The documentary Bill Cunningham New York came out last spring. It played in the Twin Cities as part of the Minneapolis St. Paul International Film Festival, which is where I first saw it. It has quickly become one of my favorite documentaries. I watched it again last week (it is now available streaming through Netflix) and was struck all over again at how it accomplishes everything a documentary should.
To me, thisÂ means that it delves into its subject and allows the subject matter to raise the questions (and there must be questions and murky areas or the viewer is left wondering why the documentary was made at all). This is especially true when a documentary is about a person. The person needs to be extraordinary themselves or their story needs to be extraordinary. They can’t be mundane unless they are so mundane it passes into comedy.
I was recently at a film festival and watched a documentary made about a semi-famous person and it was awful. Why? Because everyone interviewed for the film liked or loved that person. And it was all interviews of people talking. The one person who said he didn’t like the subject seemed as if he was a hired actor. I grew very bored.
Bill Cunningham is a street fashion photographer for the New York Times. He also photographs charity events and the big runway shows. He started out in life as a hat designer, went into the Army when he was drafted during WWII, came back and started writing for newspapers and eventually became a fashion photographer. He is now into his 80s and still biking around New York every day, capturing photos of interesting fashion. A more complete bio and links to his work can be found here.
For Bill, it’s not about the people wearing the clothes, although he has great respect for his subjects. It’s also not about his own celebrity (street fashion blogger du jour take note). It is about the clothes and what those clothes say about the times we live in. He’s not thinking up a trend and then going out to find it. He’s patiently waiting for trends to present themselves to him and then he documents them for us.
With that in mind, here are three reasons to watch this film:
1. Bill lives a meager existence compared to many of us. He doesn’t like fancy food. He doesn’t cook (one of my favorite things in the movie is a side note at the end saying that, after Bill moved into a new apartment, he had the landlord take out the kitchen appliances so he would have room for his filing cabinets of photos and negatives). He doesn’t wear fancy clothes. His time is devoted entirely to photography. His singularity of purpose and passion in this modern world are what make him extraordinary and it’s a good reminder for us all about what makes life worth living.
2. You can’t watch this movie and feel not uplifted. That’s not to say that there aren’t sad moments in the film but it’s great to watch someone who seems genuinely happy. If I were having a down day, I’d want to have a chat with Bill.
3. This film is beautifully shot. The lighting is extraordinary. Everyone looks beautiful. Even though this was a first-time effort on a feature-length film for the cinematographers, you can tell they have experience in photography and it’s to the audience’s benefit.If nothing else, enjoy the lighting.

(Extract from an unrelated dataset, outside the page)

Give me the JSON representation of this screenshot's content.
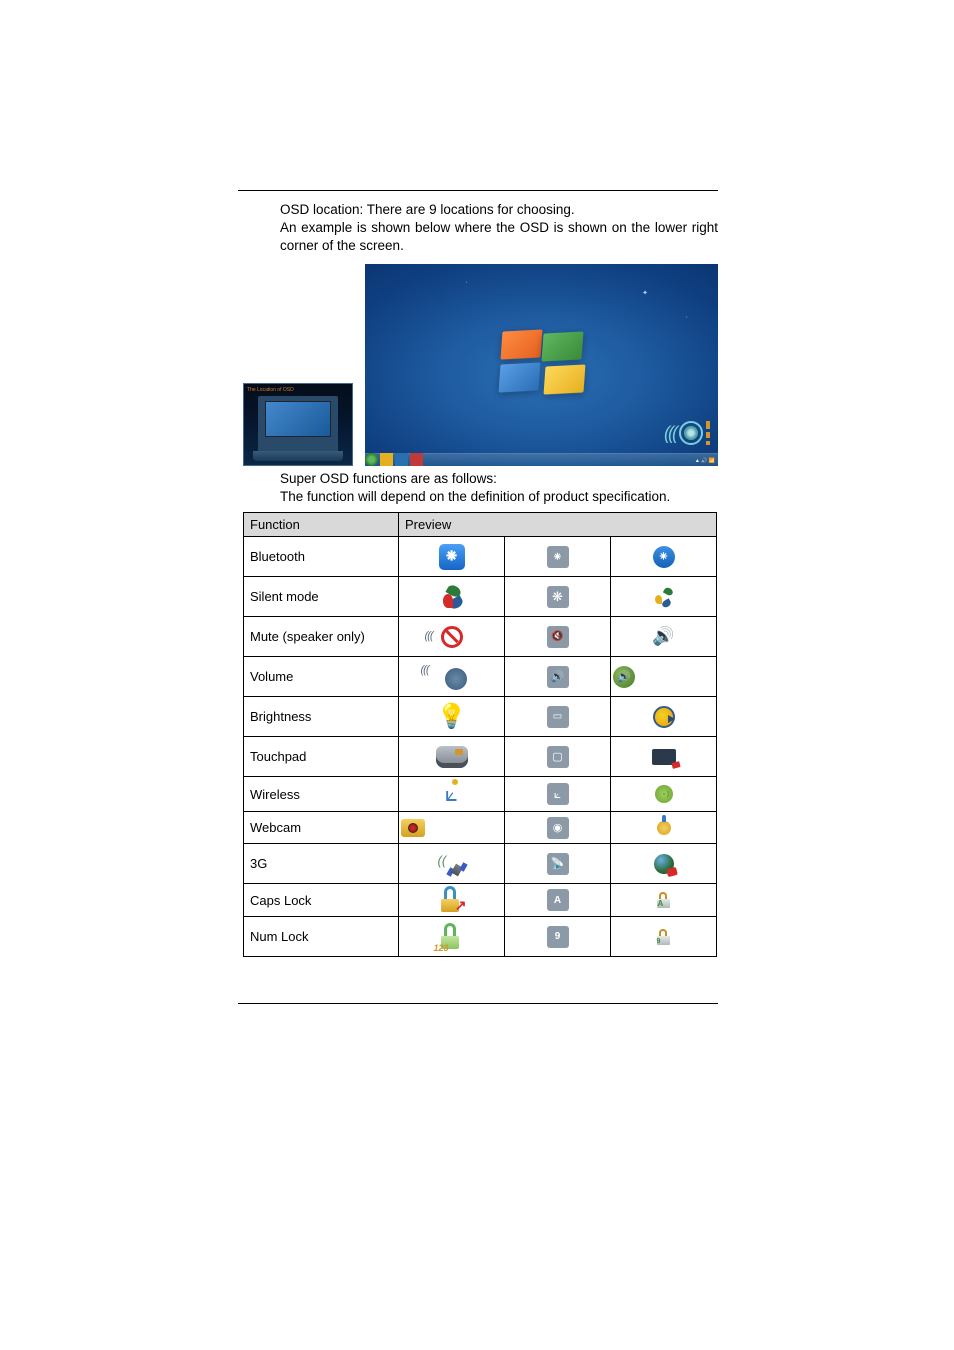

If you’re in the mood for documentaries, here’s a little list that might may you say, “Oh, yeah, that movie. I should see that again.”
Hell House (2001)
Capturing the Friedmans (2003)
Crazy Love (2007)
Inside Job (2010)
And here are some that are on my Must Watch Soon list:
The Interrupters (2011)
Page One: Inside the New York Times (2011)
Bobby Fischer Against the World (2010) Out on DVD on December 6th.
Winnebago Man (2009)